### What the task asks
The full listing should be written out verbatim, and its images should be dropped.

+++++

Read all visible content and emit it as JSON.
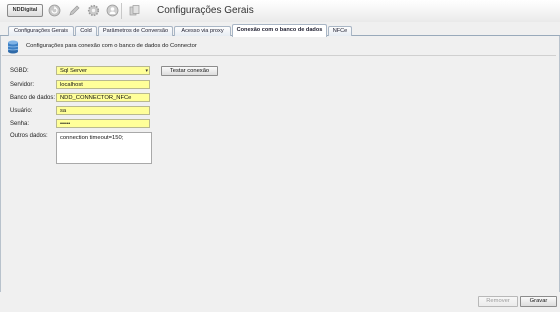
{
  "header": {
    "logo_text": "NDDigital",
    "title": "Configurações Gerais",
    "toolbar_icons": [
      "refresh-icon",
      "pencil-icon",
      "gear-icon",
      "user-icon",
      "copy-icon"
    ]
  },
  "tabs": [
    {
      "label": "Configurações Gerais",
      "active": false
    },
    {
      "label": "Cold",
      "active": false
    },
    {
      "label": "Parâmetros de Conversão",
      "active": false
    },
    {
      "label": "Acesso via proxy",
      "active": false
    },
    {
      "label": "Conexão com o banco de dados",
      "active": true
    },
    {
      "label": "NFCe",
      "active": false
    }
  ],
  "info": {
    "text": "Configurações para conexão com o banco de dados do Connector",
    "icon": "database-icon"
  },
  "form": {
    "sgbd": {
      "label": "SGBD:",
      "value": "Sql Server"
    },
    "servidor": {
      "label": "Servidor:",
      "value": "localhost"
    },
    "banco": {
      "label": "Banco de dados:",
      "value": "NDD_CONNECTOR_NFCe"
    },
    "usuario": {
      "label": "Usuário:",
      "value": "sa"
    },
    "senha": {
      "label": "Senha:",
      "value": "•••••"
    },
    "outros": {
      "label": "Outros dados:",
      "value": "connection timeout=150;"
    },
    "test_button": "Testar conexão"
  },
  "footer": {
    "remove_label": "Remover",
    "save_label": "Gravar"
  },
  "colors": {
    "field_bg": "#ffff99",
    "tab_border": "#a9b6c5"
  }
}
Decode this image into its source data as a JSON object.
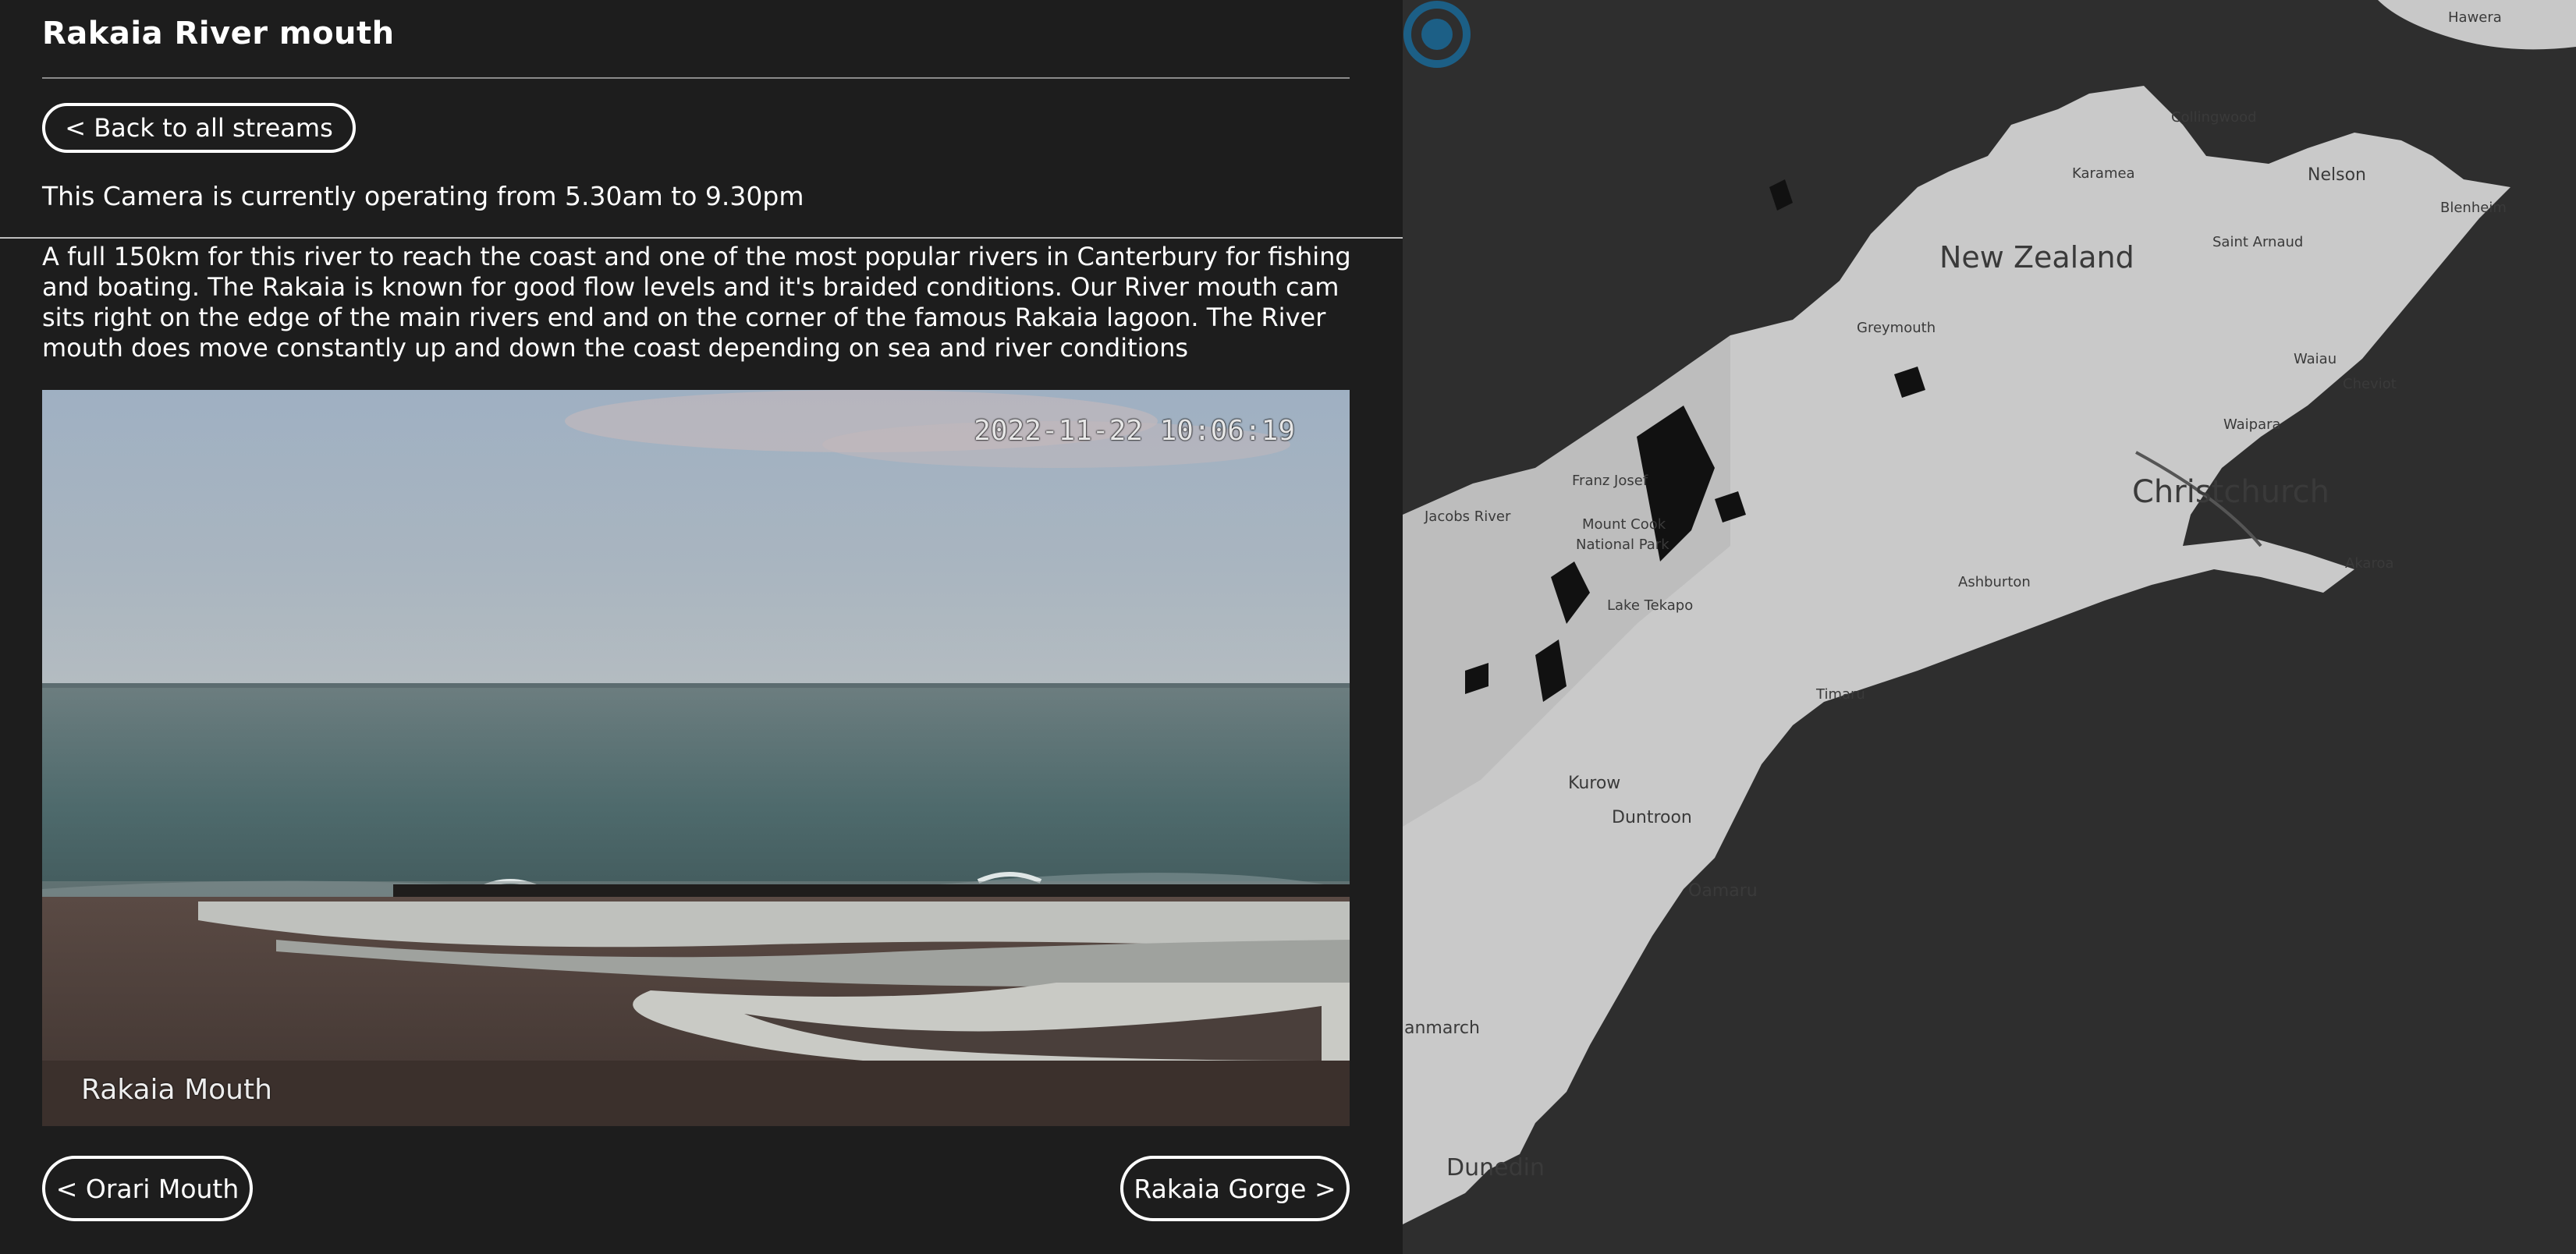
{
  "header": {
    "title": "Rakaia River mouth"
  },
  "nav": {
    "back_label": "< Back to all streams",
    "prev_label": "< Orari Mouth",
    "next_label": "Rakaia Gorge >"
  },
  "camera": {
    "hours": "This Camera is currently operating from 5.30am to 9.30pm",
    "description": "A full 150km for this river to reach the coast and one of the most popular rivers in Canterbury for fishing and boating. The Rakaia is known for good flow levels and it's braided conditions. Our River mouth cam sits right on the edge of the main rivers end and on the corner of the famous Rakaia lagoon. The River mouth does move constantly up and down the coast depending on sea and river conditions",
    "timestamp": "2022-11-22 10:06:19",
    "overlay_label": "Rakaia Mouth"
  },
  "map": {
    "labels": {
      "country": "New Zealand",
      "christchurch": "Christchurch",
      "collingwood": "Collingwood",
      "nelson": "Nelson",
      "karamea": "Karamea",
      "blenheim": "Blenheim",
      "saint_arnaud": "Saint Arnaud",
      "greymouth": "Greymouth",
      "waiau": "Waiau",
      "cheviot": "Cheviot",
      "waipara": "Waipara",
      "franz_josef": "Franz Josef",
      "jacobs_river": "Jacobs River",
      "mount_cook": "Mount Cook",
      "national_park": "National Park",
      "ashburton": "Ashburton",
      "akaroa": "Akaroa",
      "lake_tekapo": "Lake Tekapo",
      "timaru": "Timaru",
      "kurow": "Kurow",
      "duntroon": "Duntroon",
      "oamaru": "Oamaru",
      "ranmarch": "anmarch",
      "dunedin": "Dunedin",
      "hawera": "Hawera"
    },
    "marker_icon": "location-target-icon",
    "marker_color": "#1c5f86"
  }
}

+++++

### Exercise response
Read all visible content and emit it as JSON.
{
  "header": {
    "logo_text": "NDDigital",
    "title": "Configurações Gerais",
    "toolbar_icons": [
      "refresh-icon",
      "pencil-icon",
      "gear-icon",
      "user-icon",
      "copy-icon"
    ]
  },
  "tabs": [
    {
      "label": "Configurações Gerais",
      "active": false
    },
    {
      "label": "Cold",
      "active": false
    },
    {
      "label": "Parâmetros de Conversão",
      "active": false
    },
    {
      "label": "Acesso via proxy",
      "active": false
    },
    {
      "label": "Conexão com o banco de dados",
      "active": true
    },
    {
      "label": "NFCe",
      "active": false
    }
  ],
  "info": {
    "text": "Configurações para conexão com o banco de dados do Connector",
    "icon": "database-icon"
  },
  "form": {
    "sgbd": {
      "label": "SGBD:",
      "value": "Sql Server"
    },
    "servidor": {
      "label": "Servidor:",
      "value": "localhost"
    },
    "banco": {
      "label": "Banco de dados:",
      "value": "NDD_CONNECTOR_NFCe"
    },
    "usuario": {
      "label": "Usuário:",
      "value": "sa"
    },
    "senha": {
      "label": "Senha:",
      "value": "•••••"
    },
    "outros": {
      "label": "Outros dados:",
      "value": "connection timeout=150;"
    },
    "test_button": "Testar conexão"
  },
  "footer": {
    "remove_label": "Remover",
    "save_label": "Gravar"
  },
  "colors": {
    "field_bg": "#ffff99",
    "tab_border": "#a9b6c5"
  }
}
Decode this image into its source data as a JSON object.
{
  "header": {
    "title": "Rakaia River mouth"
  },
  "nav": {
    "back_label": "< Back to all streams",
    "prev_label": "< Orari Mouth",
    "next_label": "Rakaia Gorge >"
  },
  "camera": {
    "hours": "This Camera is currently operating from 5.30am to 9.30pm",
    "description": "A full 150km for this river to reach the coast and one of the most popular rivers in Canterbury for fishing and boating. The Rakaia is known for good flow levels and it's braided conditions. Our River mouth cam sits right on the edge of the main rivers end and on the corner of the famous Rakaia lagoon. The River mouth does move constantly up and down the coast depending on sea and river conditions",
    "timestamp": "2022-11-22 10:06:19",
    "overlay_label": "Rakaia Mouth"
  },
  "map": {
    "labels": {
      "country": "New Zealand",
      "christchurch": "Christchurch",
      "collingwood": "Collingwood",
      "nelson": "Nelson",
      "karamea": "Karamea",
      "blenheim": "Blenheim",
      "saint_arnaud": "Saint Arnaud",
      "greymouth": "Greymouth",
      "waiau": "Waiau",
      "cheviot": "Cheviot",
      "waipara": "Waipara",
      "franz_josef": "Franz Josef",
      "jacobs_river": "Jacobs River",
      "mount_cook": "Mount Cook",
      "national_park": "National Park",
      "ashburton": "Ashburton",
      "akaroa": "Akaroa",
      "lake_tekapo": "Lake Tekapo",
      "timaru": "Timaru",
      "kurow": "Kurow",
      "duntroon": "Duntroon",
      "oamaru": "Oamaru",
      "ranmarch": "anmarch",
      "dunedin": "Dunedin",
      "hawera": "Hawera"
    },
    "marker_icon": "location-target-icon",
    "marker_color": "#1c5f86"
  }
}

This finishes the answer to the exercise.